There's also some meta information available in the result object, but since we're returning raw HTML content we're only interested in the content property. However, we have to add the Content-Type header with text/html; charset=utf-8 to the response object to ensure the browser renders it correctly.


Now comes the fun part. I have created a simple web app with React, Tailwind, and Vite to demonstrate this project. Strictly speaking, you could call the REST API directly from a browser as the Lambda function returns real HTML that renders just fine. However, I thought it would be nicer to use it as a real application.

The following articles are curated examples showcasing the Readability version on the left and the Original article on the right. Of course, you can also try your own article and start here:

So without further ado, let's read some articles:

Maker's Schedule, Manager's Schedule by Paul Graham.

Readability vs Original


Understanding AWS Lambda’s invoke throttling limits by Archana Srikanta on the AWS Compute Blog.

Readability vs Original


Advice for Junior Developers by Jeroen De Dauw on

Readability vs Original


Cloud Development Kit

I've got to say, my initial dive into AWS CDK has been quite a pleasant surprise. What impresses me most is the ability to code up my infrastructure using good old JavaScript or TypeScript, the very languages I already use to develop my application.
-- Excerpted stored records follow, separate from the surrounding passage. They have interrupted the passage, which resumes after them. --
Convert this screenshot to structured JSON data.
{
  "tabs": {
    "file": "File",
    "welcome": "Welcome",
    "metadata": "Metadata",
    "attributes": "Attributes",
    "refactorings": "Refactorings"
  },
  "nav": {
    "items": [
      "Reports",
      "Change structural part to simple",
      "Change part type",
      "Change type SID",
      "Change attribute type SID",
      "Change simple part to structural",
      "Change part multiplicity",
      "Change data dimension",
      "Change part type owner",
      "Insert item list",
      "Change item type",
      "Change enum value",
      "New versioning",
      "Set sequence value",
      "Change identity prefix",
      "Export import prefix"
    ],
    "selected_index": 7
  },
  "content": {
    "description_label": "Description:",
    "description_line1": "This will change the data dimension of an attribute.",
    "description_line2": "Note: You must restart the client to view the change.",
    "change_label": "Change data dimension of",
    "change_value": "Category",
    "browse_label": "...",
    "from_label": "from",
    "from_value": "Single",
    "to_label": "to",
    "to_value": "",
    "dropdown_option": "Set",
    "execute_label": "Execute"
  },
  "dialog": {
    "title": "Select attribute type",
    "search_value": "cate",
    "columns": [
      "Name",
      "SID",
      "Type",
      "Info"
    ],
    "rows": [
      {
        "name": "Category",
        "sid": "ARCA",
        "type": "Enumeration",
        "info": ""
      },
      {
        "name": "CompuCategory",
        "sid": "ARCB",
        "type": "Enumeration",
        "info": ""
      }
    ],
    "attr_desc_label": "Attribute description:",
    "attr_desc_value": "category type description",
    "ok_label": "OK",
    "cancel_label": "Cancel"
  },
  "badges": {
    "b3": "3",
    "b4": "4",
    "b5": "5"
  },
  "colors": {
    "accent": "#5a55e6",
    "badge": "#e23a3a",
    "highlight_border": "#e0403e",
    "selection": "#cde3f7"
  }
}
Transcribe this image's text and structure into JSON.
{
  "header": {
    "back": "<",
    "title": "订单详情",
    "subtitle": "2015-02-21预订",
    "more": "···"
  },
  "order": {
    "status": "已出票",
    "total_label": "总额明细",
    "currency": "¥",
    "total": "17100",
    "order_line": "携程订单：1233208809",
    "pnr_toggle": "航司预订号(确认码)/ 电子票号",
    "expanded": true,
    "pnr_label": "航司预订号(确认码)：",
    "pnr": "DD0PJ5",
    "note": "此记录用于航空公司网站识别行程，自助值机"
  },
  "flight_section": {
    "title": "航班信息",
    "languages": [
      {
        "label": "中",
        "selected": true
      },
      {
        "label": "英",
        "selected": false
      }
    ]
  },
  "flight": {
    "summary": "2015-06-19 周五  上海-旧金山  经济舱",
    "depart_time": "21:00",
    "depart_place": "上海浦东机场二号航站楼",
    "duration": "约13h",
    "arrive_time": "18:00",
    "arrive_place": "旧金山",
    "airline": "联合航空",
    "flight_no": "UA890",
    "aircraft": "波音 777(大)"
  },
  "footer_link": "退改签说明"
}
No more fumbling with meta languages or constantly referring to documentation just to figure out how to do this or that – CDK simplifies everything.

The beauty of it all is that I can utilize the fundamental building blocks: if-conditions and for-loops, objects and arrays, classes and functions. I can put my coding skills to work in the same way I always do, without the need for any special plugins or hooks. That’s what Infrastructure as Code should really feel like – a truly great developer experience.


It's pretty amazing how far the Serverless world has come, enabling us to effortlessly run a Chrome browser inside a Lambda function. If you are interested in the mechanics of this project, you can view the full source code on GitHub. I'd really appreciate your feedback, and if you like it, give it a star on GitHub!